Where does the word "label" show up in the records? Copy every line that holds it.

::: DATA RECORDS :::

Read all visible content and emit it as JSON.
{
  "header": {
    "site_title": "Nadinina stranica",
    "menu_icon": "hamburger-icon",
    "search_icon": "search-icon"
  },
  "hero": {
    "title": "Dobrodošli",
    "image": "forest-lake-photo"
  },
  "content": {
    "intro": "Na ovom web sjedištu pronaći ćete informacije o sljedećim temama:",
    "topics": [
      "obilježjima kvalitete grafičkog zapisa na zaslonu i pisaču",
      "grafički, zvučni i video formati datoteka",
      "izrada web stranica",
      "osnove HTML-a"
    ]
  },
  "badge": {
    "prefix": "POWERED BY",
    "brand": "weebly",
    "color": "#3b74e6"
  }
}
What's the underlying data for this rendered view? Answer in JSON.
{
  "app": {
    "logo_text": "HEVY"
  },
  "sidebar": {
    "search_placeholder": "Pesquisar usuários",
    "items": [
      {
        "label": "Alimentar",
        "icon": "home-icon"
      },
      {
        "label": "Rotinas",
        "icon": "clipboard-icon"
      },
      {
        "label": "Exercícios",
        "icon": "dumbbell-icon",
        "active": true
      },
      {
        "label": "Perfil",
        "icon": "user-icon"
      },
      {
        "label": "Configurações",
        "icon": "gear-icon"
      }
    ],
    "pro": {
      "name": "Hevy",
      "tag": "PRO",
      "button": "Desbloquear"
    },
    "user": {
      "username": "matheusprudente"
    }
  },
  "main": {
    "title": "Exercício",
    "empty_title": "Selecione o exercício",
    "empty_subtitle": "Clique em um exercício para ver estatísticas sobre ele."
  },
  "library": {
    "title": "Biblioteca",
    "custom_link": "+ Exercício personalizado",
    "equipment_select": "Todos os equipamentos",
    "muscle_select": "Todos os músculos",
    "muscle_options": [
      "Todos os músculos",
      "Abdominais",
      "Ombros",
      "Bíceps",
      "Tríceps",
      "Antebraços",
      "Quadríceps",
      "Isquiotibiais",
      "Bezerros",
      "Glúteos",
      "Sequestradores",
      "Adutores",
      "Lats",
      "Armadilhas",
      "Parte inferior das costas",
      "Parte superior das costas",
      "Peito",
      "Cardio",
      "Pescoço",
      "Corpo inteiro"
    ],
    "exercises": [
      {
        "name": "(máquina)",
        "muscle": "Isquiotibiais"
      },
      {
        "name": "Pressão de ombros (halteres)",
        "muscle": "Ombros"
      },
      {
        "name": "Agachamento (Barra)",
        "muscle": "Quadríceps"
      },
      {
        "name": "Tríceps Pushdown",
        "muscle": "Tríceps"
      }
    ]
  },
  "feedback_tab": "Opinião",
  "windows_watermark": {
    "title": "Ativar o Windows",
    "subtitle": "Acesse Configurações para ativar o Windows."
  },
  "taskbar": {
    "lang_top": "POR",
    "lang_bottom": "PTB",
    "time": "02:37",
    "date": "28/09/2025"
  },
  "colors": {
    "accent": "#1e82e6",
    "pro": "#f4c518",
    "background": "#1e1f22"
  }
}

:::

__FINISHED TASK__
        "label": "Alimentar",
        "label": "Rotinas",
        "label": "Exercícios",
        "label": "Perfil",
        "label": "Configurações",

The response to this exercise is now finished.